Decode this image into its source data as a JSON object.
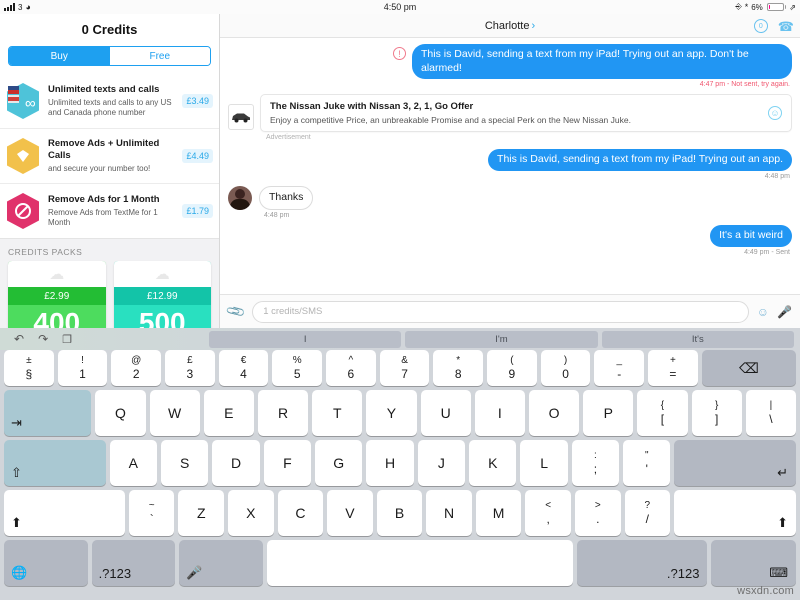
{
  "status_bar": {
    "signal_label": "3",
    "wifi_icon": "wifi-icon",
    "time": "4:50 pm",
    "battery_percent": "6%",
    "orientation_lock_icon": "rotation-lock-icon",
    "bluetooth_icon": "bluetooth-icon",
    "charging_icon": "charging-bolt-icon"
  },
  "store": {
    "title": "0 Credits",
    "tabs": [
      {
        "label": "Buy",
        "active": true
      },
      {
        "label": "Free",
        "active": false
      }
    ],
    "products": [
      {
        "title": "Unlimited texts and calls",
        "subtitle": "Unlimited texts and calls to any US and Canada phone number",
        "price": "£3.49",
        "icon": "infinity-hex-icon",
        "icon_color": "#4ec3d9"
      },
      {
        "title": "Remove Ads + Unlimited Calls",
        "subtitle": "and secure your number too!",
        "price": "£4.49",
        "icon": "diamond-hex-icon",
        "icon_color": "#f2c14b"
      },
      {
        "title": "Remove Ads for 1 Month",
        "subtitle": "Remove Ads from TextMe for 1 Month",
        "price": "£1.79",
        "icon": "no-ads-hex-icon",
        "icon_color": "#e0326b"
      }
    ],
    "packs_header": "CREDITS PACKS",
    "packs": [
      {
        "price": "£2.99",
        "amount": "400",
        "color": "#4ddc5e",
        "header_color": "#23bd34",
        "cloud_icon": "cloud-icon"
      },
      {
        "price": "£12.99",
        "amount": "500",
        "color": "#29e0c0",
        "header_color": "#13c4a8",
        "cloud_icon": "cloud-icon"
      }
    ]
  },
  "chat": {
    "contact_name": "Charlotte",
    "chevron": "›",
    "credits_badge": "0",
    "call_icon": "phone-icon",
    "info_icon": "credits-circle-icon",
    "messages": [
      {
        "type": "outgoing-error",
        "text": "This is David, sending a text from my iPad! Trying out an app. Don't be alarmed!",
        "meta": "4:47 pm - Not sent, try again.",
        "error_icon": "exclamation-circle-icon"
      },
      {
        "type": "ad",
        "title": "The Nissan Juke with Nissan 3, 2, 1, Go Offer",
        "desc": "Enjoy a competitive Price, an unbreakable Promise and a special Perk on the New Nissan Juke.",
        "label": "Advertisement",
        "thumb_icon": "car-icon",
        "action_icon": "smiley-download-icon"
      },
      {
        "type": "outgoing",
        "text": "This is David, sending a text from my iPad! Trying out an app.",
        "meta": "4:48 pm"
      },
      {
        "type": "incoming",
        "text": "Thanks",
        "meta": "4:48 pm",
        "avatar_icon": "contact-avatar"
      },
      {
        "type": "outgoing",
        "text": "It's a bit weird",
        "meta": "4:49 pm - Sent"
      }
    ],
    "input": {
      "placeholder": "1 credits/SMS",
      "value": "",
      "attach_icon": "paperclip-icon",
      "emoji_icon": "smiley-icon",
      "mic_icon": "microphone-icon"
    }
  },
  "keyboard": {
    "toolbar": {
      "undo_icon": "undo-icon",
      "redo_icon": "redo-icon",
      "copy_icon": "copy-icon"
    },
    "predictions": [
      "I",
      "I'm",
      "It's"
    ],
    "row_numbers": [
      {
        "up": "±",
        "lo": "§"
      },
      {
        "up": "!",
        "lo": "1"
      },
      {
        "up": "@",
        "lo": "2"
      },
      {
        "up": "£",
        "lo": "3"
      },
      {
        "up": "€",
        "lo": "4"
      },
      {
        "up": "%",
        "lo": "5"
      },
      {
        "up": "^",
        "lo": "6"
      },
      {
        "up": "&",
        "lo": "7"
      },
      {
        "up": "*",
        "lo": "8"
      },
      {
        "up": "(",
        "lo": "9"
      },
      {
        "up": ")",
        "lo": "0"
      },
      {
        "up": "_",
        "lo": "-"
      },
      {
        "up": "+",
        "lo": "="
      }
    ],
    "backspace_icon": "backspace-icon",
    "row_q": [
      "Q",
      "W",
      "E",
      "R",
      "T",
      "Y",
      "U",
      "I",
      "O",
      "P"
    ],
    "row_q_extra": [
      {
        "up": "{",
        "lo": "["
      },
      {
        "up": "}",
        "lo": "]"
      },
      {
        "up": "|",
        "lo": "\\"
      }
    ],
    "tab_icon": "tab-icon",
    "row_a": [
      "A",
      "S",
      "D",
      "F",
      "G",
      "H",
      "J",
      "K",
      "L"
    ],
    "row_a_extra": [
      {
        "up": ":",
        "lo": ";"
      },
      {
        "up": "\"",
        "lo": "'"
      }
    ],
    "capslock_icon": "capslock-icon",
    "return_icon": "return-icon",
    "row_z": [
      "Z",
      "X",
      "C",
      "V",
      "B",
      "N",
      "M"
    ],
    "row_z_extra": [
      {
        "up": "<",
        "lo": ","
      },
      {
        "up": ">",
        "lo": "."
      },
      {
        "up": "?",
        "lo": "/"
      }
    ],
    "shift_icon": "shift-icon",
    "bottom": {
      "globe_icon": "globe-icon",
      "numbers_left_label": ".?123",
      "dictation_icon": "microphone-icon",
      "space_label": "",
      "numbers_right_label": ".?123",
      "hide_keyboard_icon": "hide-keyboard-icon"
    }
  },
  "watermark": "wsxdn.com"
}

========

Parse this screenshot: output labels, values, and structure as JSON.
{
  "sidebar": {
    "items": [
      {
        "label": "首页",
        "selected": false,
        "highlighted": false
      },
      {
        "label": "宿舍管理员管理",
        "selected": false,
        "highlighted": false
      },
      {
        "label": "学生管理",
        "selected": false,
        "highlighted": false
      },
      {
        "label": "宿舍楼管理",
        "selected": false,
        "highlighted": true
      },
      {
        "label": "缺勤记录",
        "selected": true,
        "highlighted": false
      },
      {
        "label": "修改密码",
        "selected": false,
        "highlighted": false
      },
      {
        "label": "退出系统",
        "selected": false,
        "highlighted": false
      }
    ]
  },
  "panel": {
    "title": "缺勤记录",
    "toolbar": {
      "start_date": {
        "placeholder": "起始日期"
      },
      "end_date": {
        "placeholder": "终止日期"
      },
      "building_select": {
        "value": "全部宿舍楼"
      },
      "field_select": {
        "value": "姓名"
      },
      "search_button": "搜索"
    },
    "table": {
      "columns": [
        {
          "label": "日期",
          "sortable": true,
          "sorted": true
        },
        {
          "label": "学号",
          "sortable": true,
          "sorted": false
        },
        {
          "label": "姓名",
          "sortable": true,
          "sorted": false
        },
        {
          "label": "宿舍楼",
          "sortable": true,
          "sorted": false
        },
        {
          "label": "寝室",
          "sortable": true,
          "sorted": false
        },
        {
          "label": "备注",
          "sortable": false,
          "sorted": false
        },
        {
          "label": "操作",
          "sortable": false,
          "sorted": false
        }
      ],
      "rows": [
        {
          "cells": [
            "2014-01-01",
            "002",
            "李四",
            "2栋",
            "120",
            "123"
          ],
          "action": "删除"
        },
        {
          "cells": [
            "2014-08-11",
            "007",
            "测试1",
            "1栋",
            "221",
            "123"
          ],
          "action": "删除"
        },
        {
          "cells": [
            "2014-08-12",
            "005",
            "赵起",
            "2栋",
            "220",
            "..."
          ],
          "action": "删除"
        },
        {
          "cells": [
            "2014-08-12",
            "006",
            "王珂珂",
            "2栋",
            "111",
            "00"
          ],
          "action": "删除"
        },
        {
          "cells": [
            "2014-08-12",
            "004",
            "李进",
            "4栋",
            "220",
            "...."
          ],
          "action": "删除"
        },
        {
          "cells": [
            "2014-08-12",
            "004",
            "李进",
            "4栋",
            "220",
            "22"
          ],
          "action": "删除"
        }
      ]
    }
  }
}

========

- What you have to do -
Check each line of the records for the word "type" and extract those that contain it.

- Answer box -
        "type": "outgoing-error",
        "type": "ad",
        "type": "outgoing",
        "type": "incoming",
        "type": "outgoing",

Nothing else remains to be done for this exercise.